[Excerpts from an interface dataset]
+++

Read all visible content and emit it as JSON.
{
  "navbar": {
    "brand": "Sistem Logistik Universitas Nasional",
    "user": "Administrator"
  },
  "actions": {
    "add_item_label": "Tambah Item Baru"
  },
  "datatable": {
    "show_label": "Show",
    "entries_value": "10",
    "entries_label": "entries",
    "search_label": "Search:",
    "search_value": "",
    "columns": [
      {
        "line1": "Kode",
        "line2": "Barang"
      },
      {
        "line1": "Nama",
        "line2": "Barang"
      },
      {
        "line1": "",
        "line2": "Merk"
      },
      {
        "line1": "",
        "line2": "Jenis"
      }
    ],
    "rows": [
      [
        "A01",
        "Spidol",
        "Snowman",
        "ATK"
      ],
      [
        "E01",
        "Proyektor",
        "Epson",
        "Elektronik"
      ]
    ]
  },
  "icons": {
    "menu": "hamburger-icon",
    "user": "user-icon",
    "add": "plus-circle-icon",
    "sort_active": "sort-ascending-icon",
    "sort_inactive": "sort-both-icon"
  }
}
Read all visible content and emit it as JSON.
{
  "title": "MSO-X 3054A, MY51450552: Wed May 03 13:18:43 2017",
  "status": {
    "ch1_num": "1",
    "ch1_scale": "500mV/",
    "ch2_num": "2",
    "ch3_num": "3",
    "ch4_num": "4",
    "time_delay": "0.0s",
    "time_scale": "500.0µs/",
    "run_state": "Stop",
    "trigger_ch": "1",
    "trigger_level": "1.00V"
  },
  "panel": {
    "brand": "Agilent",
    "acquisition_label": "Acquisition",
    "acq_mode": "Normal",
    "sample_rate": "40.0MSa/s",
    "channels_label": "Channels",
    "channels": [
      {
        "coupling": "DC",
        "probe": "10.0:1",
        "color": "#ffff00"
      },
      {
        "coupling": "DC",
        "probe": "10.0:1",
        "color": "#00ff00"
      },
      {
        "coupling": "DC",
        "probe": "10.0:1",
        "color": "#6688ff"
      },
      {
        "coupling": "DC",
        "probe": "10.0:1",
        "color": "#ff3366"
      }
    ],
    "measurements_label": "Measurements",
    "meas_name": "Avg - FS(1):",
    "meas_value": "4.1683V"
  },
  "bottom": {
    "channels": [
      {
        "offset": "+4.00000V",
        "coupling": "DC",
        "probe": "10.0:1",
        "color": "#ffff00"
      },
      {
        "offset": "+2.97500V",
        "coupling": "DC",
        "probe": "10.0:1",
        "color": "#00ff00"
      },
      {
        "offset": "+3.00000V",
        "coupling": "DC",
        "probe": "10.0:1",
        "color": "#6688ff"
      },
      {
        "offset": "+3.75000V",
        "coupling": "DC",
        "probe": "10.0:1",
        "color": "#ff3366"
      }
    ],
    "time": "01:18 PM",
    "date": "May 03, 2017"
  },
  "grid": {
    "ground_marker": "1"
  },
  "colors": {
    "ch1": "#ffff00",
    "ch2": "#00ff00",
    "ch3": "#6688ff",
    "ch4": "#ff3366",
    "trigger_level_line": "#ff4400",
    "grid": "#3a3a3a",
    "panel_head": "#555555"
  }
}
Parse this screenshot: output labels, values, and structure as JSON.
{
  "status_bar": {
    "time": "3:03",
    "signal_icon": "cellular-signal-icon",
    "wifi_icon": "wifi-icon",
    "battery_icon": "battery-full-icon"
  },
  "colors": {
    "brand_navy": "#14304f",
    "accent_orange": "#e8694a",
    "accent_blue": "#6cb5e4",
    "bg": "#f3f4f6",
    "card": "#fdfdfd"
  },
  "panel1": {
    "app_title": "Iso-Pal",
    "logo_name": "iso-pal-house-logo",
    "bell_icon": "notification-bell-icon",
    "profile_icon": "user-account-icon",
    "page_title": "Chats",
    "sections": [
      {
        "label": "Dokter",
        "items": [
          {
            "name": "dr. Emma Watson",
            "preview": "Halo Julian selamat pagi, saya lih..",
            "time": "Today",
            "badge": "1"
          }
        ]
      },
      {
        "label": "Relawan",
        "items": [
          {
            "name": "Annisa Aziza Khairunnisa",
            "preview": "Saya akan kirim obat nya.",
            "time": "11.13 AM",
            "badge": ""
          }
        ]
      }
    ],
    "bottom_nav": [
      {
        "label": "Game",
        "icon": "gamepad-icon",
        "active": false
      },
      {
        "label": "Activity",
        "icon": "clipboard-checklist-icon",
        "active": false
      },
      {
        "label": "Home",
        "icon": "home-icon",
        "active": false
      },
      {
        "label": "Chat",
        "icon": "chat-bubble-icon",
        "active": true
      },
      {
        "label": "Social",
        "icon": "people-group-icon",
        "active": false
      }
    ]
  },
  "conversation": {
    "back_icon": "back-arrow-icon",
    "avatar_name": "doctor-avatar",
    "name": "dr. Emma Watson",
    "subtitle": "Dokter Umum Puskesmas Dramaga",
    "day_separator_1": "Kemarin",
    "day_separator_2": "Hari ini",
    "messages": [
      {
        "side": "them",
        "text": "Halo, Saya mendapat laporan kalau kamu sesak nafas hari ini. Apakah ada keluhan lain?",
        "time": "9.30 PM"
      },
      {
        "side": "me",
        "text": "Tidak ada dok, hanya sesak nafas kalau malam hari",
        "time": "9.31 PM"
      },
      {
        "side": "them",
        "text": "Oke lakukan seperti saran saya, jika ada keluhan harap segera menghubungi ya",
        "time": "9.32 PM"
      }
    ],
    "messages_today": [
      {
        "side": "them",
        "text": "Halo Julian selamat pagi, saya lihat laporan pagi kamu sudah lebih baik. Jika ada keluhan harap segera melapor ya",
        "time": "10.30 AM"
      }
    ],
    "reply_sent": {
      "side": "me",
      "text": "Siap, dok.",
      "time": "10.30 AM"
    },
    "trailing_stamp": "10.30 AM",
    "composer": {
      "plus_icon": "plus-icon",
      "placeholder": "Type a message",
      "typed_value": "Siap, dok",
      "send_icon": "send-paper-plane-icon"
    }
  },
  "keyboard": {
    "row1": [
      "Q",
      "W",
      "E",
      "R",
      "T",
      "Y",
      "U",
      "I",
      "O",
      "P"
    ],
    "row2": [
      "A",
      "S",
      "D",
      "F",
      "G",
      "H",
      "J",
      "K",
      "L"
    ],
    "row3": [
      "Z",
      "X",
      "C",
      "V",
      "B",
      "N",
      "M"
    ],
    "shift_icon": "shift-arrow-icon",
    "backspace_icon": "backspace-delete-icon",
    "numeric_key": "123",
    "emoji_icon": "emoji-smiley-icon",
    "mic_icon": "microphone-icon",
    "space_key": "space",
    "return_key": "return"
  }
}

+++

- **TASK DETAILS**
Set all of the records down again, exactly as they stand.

- **ANSWER**
Read all visible content and emit it as JSON.
{
  "navbar": {
    "brand": "Sistem Logistik Universitas Nasional",
    "user": "Administrator"
  },
  "actions": {
    "add_item_label": "Tambah Item Baru"
  },
  "datatable": {
    "show_label": "Show",
    "entries_value": "10",
    "entries_label": "entries",
    "search_label": "Search:",
    "search_value": "",
    "columns": [
      {
        "line1": "Kode",
        "line2": "Barang"
      },
      {
        "line1": "Nama",
        "line2": "Barang"
      },
      {
        "line1": "",
        "line2": "Merk"
      },
      {
        "line1": "",
        "line2": "Jenis"
      }
    ],
    "rows": [
      [
        "A01",
        "Spidol",
        "Snowman",
        "ATK"
      ],
      [
        "E01",
        "Proyektor",
        "Epson",
        "Elektronik"
      ]
    ]
  },
  "icons": {
    "menu": "hamburger-icon",
    "user": "user-icon",
    "add": "plus-circle-icon",
    "sort_active": "sort-ascending-icon",
    "sort_inactive": "sort-both-icon"
  }
}
Read all visible content and emit it as JSON.
{
  "title": "MSO-X 3054A, MY51450552: Wed May 03 13:18:43 2017",
  "status": {
    "ch1_num": "1",
    "ch1_scale": "500mV/",
    "ch2_num": "2",
    "ch3_num": "3",
    "ch4_num": "4",
    "time_delay": "0.0s",
    "time_scale": "500.0µs/",
    "run_state": "Stop",
    "trigger_ch": "1",
    "trigger_level": "1.00V"
  },
  "panel": {
    "brand": "Agilent",
    "acquisition_label": "Acquisition",
    "acq_mode": "Normal",
    "sample_rate": "40.0MSa/s",
    "channels_label": "Channels",
    "channels": [
      {
        "coupling": "DC",
        "probe": "10.0:1",
        "color": "#ffff00"
      },
      {
        "coupling": "DC",
        "probe": "10.0:1",
        "color": "#00ff00"
      },
      {
        "coupling": "DC",
        "probe": "10.0:1",
        "color": "#6688ff"
      },
      {
        "coupling": "DC",
        "probe": "10.0:1",
        "color": "#ff3366"
      }
    ],
    "measurements_label": "Measurements",
    "meas_name": "Avg - FS(1):",
    "meas_value": "4.1683V"
  },
  "bottom": {
    "channels": [
      {
        "offset": "+4.00000V",
        "coupling": "DC",
        "probe": "10.0:1",
        "color": "#ffff00"
      },
      {
        "offset": "+2.97500V",
        "coupling": "DC",
        "probe": "10.0:1",
        "color": "#00ff00"
      },
      {
        "offset": "+3.00000V",
        "coupling": "DC",
        "probe": "10.0:1",
        "color": "#6688ff"
      },
      {
        "offset": "+3.75000V",
        "coupling": "DC",
        "probe": "10.0:1",
        "color": "#ff3366"
      }
    ],
    "time": "01:18 PM",
    "date": "May 03, 2017"
  },
  "grid": {
    "ground_marker": "1"
  },
  "colors": {
    "ch1": "#ffff00",
    "ch2": "#00ff00",
    "ch3": "#6688ff",
    "ch4": "#ff3366",
    "trigger_level_line": "#ff4400",
    "grid": "#3a3a3a",
    "panel_head": "#555555"
  }
}
Parse this screenshot: output labels, values, and structure as JSON.
{
  "status_bar": {
    "time": "3:03",
    "signal_icon": "cellular-signal-icon",
    "wifi_icon": "wifi-icon",
    "battery_icon": "battery-full-icon"
  },
  "colors": {
    "brand_navy": "#14304f",
    "accent_orange": "#e8694a",
    "accent_blue": "#6cb5e4",
    "bg": "#f3f4f6",
    "card": "#fdfdfd"
  },
  "panel1": {
    "app_title": "Iso-Pal",
    "logo_name": "iso-pal-house-logo",
    "bell_icon": "notification-bell-icon",
    "profile_icon": "user-account-icon",
    "page_title": "Chats",
    "sections": [
      {
        "label": "Dokter",
        "items": [
          {
            "name": "dr. Emma Watson",
            "preview": "Halo Julian selamat pagi, saya lih..",
            "time": "Today",
            "badge": "1"
          }
        ]
      },
      {
        "label": "Relawan",
        "items": [
          {
            "name": "Annisa Aziza Khairunnisa",
            "preview": "Saya akan kirim obat nya.",
            "time": "11.13 AM",
            "badge": ""
          }
        ]
      }
    ],
    "bottom_nav": [
      {
        "label": "Game",
        "icon": "gamepad-icon",
        "active": false
      },
      {
        "label": "Activity",
        "icon": "clipboard-checklist-icon",
        "active": false
      },
      {
        "label": "Home",
        "icon": "home-icon",
        "active": false
      },
      {
        "label": "Chat",
        "icon": "chat-bubble-icon",
        "active": true
      },
      {
        "label": "Social",
        "icon": "people-group-icon",
        "active": false
      }
    ]
  },
  "conversation": {
    "back_icon": "back-arrow-icon",
    "avatar_name": "doctor-avatar",
    "name": "dr. Emma Watson",
    "subtitle": "Dokter Umum Puskesmas Dramaga",
    "day_separator_1": "Kemarin",
    "day_separator_2": "Hari ini",
    "messages": [
      {
        "side": "them",
        "text": "Halo, Saya mendapat laporan kalau kamu sesak nafas hari ini. Apakah ada keluhan lain?",
        "time": "9.30 PM"
      },
      {
        "side": "me",
        "text": "Tidak ada dok, hanya sesak nafas kalau malam hari",
        "time": "9.31 PM"
      },
      {
        "side": "them",
        "text": "Oke lakukan seperti saran saya, jika ada keluhan harap segera menghubungi ya",
        "time": "9.32 PM"
      }
    ],
    "messages_today": [
      {
        "side": "them",
        "text": "Halo Julian selamat pagi, saya lihat laporan pagi kamu sudah lebih baik. Jika ada keluhan harap segera melapor ya",
        "time": "10.30 AM"
      }
    ],
    "reply_sent": {
      "side": "me",
      "text": "Siap, dok.",
      "time": "10.30 AM"
    },
    "trailing_stamp": "10.30 AM",
    "composer": {
      "plus_icon": "plus-icon",
      "placeholder": "Type a message",
      "typed_value": "Siap, dok",
      "send_icon": "send-paper-plane-icon"
    }
  },
  "keyboard": {
    "row1": [
      "Q",
      "W",
      "E",
      "R",
      "T",
      "Y",
      "U",
      "I",
      "O",
      "P"
    ],
    "row2": [
      "A",
      "S",
      "D",
      "F",
      "G",
      "H",
      "J",
      "K",
      "L"
    ],
    "row3": [
      "Z",
      "X",
      "C",
      "V",
      "B",
      "N",
      "M"
    ],
    "shift_icon": "shift-arrow-icon",
    "backspace_icon": "backspace-delete-icon",
    "numeric_key": "123",
    "emoji_icon": "emoji-smiley-icon",
    "mic_icon": "microphone-icon",
    "space_key": "space",
    "return_key": "return"
  }
}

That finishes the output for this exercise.